The Great Plains are known for wind, but the Midwest experiences its fair share of it too, and Ohio is no exception. Although the Appalachian Mountain foothills reach into the eastern and southern parts of the state, and glacial valleys blanket the northeast, the majority of the Buckeye State features relatively flat topography raked regularly by wind. Natural barriers are essential to protect crops and homes from wind’s damaging effects, and also serve a dual purpose as wildlife habitats. Certain tree varieties are better suited to be windbreaks in the state, according to the Ohio Department of Natural Resources.
Eastern White Pine
Eastern white pine is a fast-growing evergreen that can reach 100 feet tall at maturity. It is native to Ohio, but primarily in the northeastern part of the state. It does not grow as well in heavy soil, like that found in northwestern Ohio, or in highly acidic soil. It also does not respond well to salt, and therefore should not be planted near a road that is often salted in winter.
A Norway spruce can reach more than 80 feet. It is native to central and Eastern Europe, but can be planted throughout Ohio, other than sites that remain very wet. It features large cones, is drought tolerant ,and grows branches close to the ground, making it a good wind barrier.
A medium-sized tree reaching up to 60 feet in height, Eastern redcedar is an Ohio native that can grow well in soil that is well drained or that includes heavy clay. It also works as a companion tree with other windbreak species, but should not be planted near apple trees because of its susceptibility to cedar-apple rust fungus.
European Black Alder
European black alder is a deciduous, medium-sized tree that grows up to 50 feet tall, and grows quickly. Its flowers are reddish-brown catkins. The European native can be grown throughout Ohio, and is most effective as a windbreak when covered with leaves. This alder does not enjoy shade or very dry soil.
The English oak tree is a moderate to slow-growing hardwood that can grow 50 feet tall and develop a massive trunk that can tame winds even when the leaves are off in winter. It produces acorns favored by deer, squirrels and other animals. It does not tolerate shade or heavy clay soil.
Growing up to 25-feet high, the Midwest crabapple, native to fields in northeast China, is a medium-sized tree that features white flower clusters in spring. These sturdy trees grow dense branches that can be effective windbreaks even in winter, and also produce small apples that are eaten by songbirds and mammals. The Midwest crabapple should not be planted near Eastern redcedar or apple trees because it can acquire apple-cedar rust.

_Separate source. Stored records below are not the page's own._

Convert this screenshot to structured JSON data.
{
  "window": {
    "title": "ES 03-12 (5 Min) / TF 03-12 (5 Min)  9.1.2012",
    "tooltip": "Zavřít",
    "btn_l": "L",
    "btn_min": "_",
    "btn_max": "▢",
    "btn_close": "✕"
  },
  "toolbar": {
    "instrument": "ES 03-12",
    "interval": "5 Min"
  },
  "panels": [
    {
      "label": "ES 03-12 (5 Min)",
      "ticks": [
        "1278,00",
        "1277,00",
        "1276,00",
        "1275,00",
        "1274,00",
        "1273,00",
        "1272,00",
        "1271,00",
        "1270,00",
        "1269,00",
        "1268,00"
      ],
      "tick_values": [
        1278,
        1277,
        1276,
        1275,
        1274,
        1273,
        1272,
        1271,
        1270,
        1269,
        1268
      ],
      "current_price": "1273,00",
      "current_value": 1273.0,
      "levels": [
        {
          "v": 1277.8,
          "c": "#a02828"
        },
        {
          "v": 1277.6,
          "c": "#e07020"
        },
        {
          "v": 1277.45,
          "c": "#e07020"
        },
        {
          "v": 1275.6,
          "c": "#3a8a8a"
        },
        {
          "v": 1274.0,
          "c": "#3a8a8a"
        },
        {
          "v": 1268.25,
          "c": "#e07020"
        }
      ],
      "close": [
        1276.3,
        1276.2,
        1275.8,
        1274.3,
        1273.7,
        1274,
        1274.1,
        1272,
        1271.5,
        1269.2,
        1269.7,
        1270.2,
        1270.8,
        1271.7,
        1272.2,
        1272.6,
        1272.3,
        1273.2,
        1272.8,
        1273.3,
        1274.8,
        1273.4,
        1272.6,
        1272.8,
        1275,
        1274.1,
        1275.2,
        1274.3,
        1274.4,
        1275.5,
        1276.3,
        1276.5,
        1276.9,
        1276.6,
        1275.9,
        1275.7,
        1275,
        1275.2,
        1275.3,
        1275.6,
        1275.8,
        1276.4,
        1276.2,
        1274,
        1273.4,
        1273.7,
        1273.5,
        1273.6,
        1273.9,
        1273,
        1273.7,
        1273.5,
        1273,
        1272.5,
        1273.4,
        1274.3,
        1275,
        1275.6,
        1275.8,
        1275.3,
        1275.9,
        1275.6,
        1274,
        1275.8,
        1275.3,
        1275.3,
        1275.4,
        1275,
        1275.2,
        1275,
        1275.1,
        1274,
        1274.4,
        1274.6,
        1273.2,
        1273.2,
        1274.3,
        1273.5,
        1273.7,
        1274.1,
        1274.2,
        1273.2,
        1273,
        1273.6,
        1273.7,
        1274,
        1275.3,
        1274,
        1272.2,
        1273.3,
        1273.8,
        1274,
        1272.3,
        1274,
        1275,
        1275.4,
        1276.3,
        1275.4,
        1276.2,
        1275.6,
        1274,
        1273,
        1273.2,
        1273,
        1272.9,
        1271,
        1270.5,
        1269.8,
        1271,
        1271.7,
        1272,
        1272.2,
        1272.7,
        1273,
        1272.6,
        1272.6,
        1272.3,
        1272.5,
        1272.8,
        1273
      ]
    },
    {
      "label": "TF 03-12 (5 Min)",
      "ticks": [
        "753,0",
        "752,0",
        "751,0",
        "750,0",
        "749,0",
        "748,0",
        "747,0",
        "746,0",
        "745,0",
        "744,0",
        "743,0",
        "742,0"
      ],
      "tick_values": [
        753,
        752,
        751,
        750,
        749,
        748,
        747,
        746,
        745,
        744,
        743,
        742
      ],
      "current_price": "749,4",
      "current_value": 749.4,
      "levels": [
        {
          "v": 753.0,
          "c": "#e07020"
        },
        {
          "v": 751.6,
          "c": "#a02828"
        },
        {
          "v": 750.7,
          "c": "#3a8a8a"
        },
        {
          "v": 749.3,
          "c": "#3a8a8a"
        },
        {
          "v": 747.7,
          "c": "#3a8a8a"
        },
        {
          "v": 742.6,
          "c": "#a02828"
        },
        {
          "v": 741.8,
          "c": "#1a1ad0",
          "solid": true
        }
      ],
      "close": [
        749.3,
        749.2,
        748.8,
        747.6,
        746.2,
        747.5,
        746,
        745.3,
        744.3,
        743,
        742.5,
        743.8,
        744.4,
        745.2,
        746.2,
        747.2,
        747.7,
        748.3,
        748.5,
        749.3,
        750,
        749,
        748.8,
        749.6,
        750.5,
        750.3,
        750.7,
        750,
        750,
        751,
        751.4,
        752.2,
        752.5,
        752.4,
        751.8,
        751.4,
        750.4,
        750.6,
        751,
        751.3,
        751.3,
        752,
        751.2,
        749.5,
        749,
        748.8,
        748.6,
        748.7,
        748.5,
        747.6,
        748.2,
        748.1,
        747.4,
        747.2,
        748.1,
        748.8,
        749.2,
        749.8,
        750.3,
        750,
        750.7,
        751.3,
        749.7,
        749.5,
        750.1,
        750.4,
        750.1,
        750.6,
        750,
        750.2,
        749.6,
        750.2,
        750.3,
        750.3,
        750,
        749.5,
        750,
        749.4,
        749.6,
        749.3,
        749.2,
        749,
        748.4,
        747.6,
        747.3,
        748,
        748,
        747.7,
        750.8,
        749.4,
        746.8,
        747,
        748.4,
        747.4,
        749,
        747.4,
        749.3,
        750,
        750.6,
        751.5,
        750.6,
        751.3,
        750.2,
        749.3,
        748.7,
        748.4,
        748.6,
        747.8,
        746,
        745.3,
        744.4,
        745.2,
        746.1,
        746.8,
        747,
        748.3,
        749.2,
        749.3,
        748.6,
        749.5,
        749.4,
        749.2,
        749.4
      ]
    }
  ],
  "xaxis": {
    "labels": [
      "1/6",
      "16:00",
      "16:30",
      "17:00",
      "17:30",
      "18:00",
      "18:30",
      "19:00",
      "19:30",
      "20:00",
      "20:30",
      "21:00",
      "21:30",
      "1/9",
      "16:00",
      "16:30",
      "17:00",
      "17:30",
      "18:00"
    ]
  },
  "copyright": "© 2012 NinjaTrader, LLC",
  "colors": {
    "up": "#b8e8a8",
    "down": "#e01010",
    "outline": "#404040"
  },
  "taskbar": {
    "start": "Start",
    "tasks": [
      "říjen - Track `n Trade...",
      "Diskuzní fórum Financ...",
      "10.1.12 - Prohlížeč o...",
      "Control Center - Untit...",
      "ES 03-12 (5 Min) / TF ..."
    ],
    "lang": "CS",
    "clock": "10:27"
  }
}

The American Plum is a small tree, reaching only 15 feet high at maturity. White flower clusters appear in spring, making it visually appealing. Red and yellow plums serve as a wildlife food source. It is an Ohio native, found naturally in fields and open woodlots, and can tolerate most soil conditions. American Plum is not the best windbreak species, but works well mixed with others.